Yes, I am 40; and, yes, I am a dirt bike "virgin."  This is an ongoing chronicle of my adventures in dirt biking as I am anticipating that this new pursuit will do one of two things:  kill me, or make me stronger.  I'm hoping for the latter!

The History and Why I'm Writing This:  I've been riding street for about 5 years now; started out completely from scratch - I didn't even have previous manual transmission car experience let alone two-wheel experience.  A few years in I tried the track and had a great experience until I made a stupid mistake and grabbed a handful of front brake in the grass (I should have known even as a street rider that this wasn't good to do, but I do feel I might not have done it if I had prior off-road experience).  I had heard a number of friends and acquaintances mention that they had started on dirt bikes before moving to street bikes and have felt more comfortable as a result.  Plus, being outdoors and being active appeals to me.  With all of these considerations in mind, I decided I'd like to try dirt biking, specifically trail riding.  Skip forward a couple years to now and I'm finally putting this into action!

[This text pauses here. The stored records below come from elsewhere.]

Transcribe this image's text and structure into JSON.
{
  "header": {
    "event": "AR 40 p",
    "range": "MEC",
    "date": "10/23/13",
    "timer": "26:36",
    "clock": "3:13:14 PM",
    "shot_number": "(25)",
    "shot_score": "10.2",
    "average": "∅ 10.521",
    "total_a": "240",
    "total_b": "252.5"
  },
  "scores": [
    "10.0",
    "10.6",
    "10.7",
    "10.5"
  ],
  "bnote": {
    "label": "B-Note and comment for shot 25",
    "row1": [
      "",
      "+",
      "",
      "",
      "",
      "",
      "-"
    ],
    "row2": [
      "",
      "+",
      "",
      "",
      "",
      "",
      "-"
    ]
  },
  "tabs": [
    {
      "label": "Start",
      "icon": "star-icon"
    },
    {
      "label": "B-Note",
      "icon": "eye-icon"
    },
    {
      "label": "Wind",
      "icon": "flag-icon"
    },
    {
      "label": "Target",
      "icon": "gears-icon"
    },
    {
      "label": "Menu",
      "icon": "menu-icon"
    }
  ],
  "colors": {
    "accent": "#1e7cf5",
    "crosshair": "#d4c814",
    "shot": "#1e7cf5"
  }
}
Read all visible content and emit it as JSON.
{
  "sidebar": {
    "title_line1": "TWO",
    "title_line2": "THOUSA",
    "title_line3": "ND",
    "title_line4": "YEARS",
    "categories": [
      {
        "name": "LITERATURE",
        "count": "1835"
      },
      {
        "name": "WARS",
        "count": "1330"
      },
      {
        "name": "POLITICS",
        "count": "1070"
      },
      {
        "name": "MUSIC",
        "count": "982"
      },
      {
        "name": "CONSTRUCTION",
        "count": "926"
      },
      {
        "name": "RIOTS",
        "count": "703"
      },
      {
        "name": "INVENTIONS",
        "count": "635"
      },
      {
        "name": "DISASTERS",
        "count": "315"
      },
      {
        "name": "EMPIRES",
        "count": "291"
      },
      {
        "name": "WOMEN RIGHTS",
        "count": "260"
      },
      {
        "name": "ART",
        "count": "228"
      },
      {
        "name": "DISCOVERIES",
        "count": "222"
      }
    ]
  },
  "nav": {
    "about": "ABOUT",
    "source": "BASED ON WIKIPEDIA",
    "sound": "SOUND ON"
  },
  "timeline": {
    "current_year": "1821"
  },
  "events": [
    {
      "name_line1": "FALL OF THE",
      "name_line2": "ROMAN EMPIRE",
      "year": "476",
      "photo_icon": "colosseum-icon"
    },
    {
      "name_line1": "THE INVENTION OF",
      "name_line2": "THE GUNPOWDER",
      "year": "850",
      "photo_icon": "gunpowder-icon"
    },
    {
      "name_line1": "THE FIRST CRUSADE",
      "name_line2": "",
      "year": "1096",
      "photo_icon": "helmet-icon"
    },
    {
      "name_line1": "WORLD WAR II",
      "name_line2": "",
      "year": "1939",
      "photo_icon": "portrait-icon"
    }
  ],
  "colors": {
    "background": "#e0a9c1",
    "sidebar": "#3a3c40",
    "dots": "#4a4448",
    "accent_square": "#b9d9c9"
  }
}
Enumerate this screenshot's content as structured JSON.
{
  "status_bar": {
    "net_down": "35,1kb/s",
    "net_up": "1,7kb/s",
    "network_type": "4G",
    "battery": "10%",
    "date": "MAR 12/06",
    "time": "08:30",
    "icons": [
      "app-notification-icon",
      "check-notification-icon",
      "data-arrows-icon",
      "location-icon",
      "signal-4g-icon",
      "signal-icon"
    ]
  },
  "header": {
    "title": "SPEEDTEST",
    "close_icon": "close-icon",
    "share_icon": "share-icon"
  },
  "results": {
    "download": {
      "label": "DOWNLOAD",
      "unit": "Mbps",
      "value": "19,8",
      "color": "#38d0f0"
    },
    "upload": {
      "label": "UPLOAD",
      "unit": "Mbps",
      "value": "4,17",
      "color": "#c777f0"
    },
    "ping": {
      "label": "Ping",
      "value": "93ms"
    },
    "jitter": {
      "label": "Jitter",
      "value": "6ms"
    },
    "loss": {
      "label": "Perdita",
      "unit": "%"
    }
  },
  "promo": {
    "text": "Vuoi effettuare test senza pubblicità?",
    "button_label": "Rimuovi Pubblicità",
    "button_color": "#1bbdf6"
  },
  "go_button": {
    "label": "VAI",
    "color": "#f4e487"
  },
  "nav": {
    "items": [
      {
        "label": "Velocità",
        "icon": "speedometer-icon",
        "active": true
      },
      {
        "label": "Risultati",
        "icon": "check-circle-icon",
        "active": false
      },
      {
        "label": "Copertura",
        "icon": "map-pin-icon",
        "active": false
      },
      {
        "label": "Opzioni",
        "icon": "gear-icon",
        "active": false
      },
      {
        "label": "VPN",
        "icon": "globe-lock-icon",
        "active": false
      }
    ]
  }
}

I'm at a point in my life that if I don't do it now, I might not do it.  Plus I have the time to do this and the funds to make it happen.  The one thing I'm concerned about is the physical toll.  I've never been one to work-out or go to a gym; I've always relied on natural movements and activities to keep me active.  It's amazing how many of those disappear once you start working from home; so over the past few years I've lost a significant amount of energy and stamina.  So, as with many others that post on facebook or write a blog to keep them on track with diet or exercise efforts, I've decided to take a similar tack to keep me on track when I'm feeling frustrated.

So that, in a nutshell, is how this thread has come to be.  I hope you'll enjoy reading about my start, my frustrations, my victories, and my adventures.  Feel free to ask questions, add comments, advice, and stories of your own.  This is an ongoing story and I hope it will be an ongoing dialogue with you too!